In films and literature
- The Life of Charles Peace "IMDB". (1905, UK, b & w) by Frank Mottershaw
- The Case of Charles Peace "IMDB". (1949, UK, b & w) by Norman Lee
- Ward, David (1963) King of the Lags: the Story of Charles Peace. London: Elek Books
- Wallace, Edgar (1931) The Devil Man (a fictionalised account of Peace's later career with some accurate details of his trials and execution—available from Project Gutenberg Australia)
- The Astounding Adventures of Charlie Peace was serialised in UK comic Buster in the 1960s. Although initially set in the Victorian era, in one episode Charlie was sent through time to modern day London by an inventor who had disguised his time machine as a safe.
- Though often described as a house in Whalley Range it has customarily been identified as Sir Thomas Seymour Mead's house in Upper Chorlton Road, Whalley Range, which later became the Seymour Hotel. According to Cliff Hayes (Chorlton-cum-Hardy, p. 51) it was in fact the nearby house of Samuel Gratrix Jr in Seymour Grove, Old Trafford.
- Hayes, Cliff (1999) Chorlton-cum-Hardy. (Britain in Old Photographs.) Stroud: Sutton; p. 120
- Ravenhill, Leonard (1987) . Why Revival Taries. Bloomington, MN: Bethany House Publisher. pp. 33–34. ISBN 9780764229053.
- Original text from A Book of Remarkable Criminals by H.B. Irving, published in 1918 (public domain), which in turn cites:

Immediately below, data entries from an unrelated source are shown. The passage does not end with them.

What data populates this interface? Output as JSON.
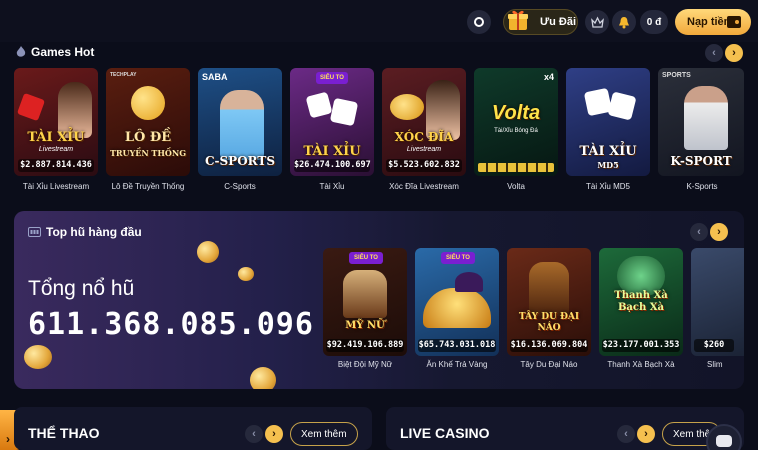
{
  "header": {
    "promo_label": "Ưu Đãi",
    "balance": "0 đ",
    "deposit_label": "Nạp tiền"
  },
  "games_hot": {
    "title": "Games Hot",
    "items": [
      {
        "label": "Tài Xỉu Livestream",
        "title": "TÀI XỈU",
        "subtitle": "Livestream",
        "jackpot": "$2.887.814.436"
      },
      {
        "label": "Lô Đề Truyền Thống",
        "title": "LÔ ĐỀ",
        "subtitle": "TRUYỀN THỐNG",
        "brand": "TECHPLAY"
      },
      {
        "label": "C-Sports",
        "title": "C-SPORTS",
        "brand": "SABA"
      },
      {
        "label": "Tài Xỉu",
        "title": "TÀI XỈU",
        "badge": "SIÊU TO",
        "jackpot": "$26.474.100.697"
      },
      {
        "label": "Xóc Đĩa Livestream",
        "title": "XÓC ĐĨA",
        "subtitle": "Livestream",
        "jackpot": "$5.523.602.832"
      },
      {
        "label": "Volta",
        "title": "Volta",
        "subtitle": "Tài/Xỉu Bóng Đá",
        "badge": "x4"
      },
      {
        "label": "Tài Xỉu MD5",
        "title": "TÀI XỈU",
        "subtitle": "MD5"
      },
      {
        "label": "K-Sports",
        "title": "K-SPORT",
        "brand": "SPORTS"
      }
    ]
  },
  "jackpots": {
    "title": "Top hũ hàng đầu",
    "total_label": "Tổng nổ hũ",
    "total_value": "611.368.085.096",
    "items": [
      {
        "label": "Biệt Đội Mỹ Nữ",
        "title": "MỸ NỮ",
        "badge": "SIÊU TO",
        "jackpot": "$92.419.106.889"
      },
      {
        "label": "Ăn Khế Trả Vàng",
        "title": "",
        "badge": "SIÊU TO",
        "jackpot": "$65.743.031.018"
      },
      {
        "label": "Tây Du Đại Náo",
        "title": "TÂY DU ĐẠI NÁO",
        "jackpot": "$16.136.069.804"
      },
      {
        "label": "Thanh Xà Bạch Xà",
        "title": "Thanh Xà Bạch Xà",
        "jackpot": "$23.177.001.353"
      },
      {
        "label": "Slim",
        "jackpot": "$260"
      }
    ]
  },
  "sports": {
    "title": "THỂ THAO",
    "more": "Xem thêm"
  },
  "casino": {
    "title": "LIVE CASINO",
    "more": "Xem thê"
  },
  "colors": {
    "accent": "#f5c04f",
    "bg": "#0b0d1a",
    "panel": "#14162a"
  }
}
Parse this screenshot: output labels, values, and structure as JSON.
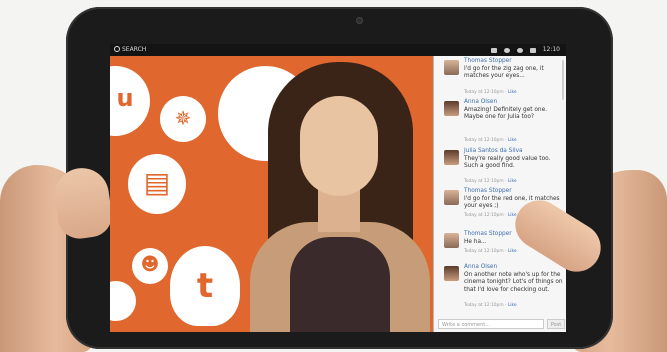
{
  "topbar": {
    "search_label": "SEARCH",
    "time": "12:10"
  },
  "chat": {
    "items": [
      {
        "name": "Thomas Stopper",
        "message": "I'd go for the zig zag one, it matches your eyes...",
        "meta": "Today at 12:10pm · ",
        "like": "Like"
      },
      {
        "name": "Anna Olsen",
        "message": "Amazing! Definitely get one. Maybe one for Julia too?",
        "meta": "Today at 12:10pm · ",
        "like": "Like"
      },
      {
        "name": "Julia Santos da Silva",
        "message": "They're really good value too. Such a good find.",
        "meta": "Today at 12:10pm · ",
        "like": "Like"
      },
      {
        "name": "Thomas Stopper",
        "message": "I'd go for the red one, it matches your eyes ;)",
        "meta": "Today at 12:10pm · ",
        "like": "Like"
      },
      {
        "name": "Thomas Stopper",
        "message": "He ha...",
        "meta": "Today at 12:10pm · ",
        "like": "Like"
      },
      {
        "name": "Anna Olsen",
        "message": "On another note who's up for the cinema tonight? Lot's of things on that I'd love for checking out.",
        "meta": "Today at 12:10pm · ",
        "like": "Like"
      }
    ],
    "comment_placeholder": "Write a comment...",
    "post_label": "Post"
  }
}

- Charles Peace, or the Adventures of a Notorious Burglar – A large volume published at the time of his death; gives a full and accurate account of the career of Peace side by side with a story of the Family Herald type, of which he is made the hero.
- The Life and Trial of Charles Peace (Sheffield, 1879)
- The Romantic Career of a Great Criminal (by N. Kynaston Gaskell, London 1906)
- The Master Criminal (London, 1917/18? ["recently" as of 1918])
- A Book of Scoundrels (by Charles Whibley)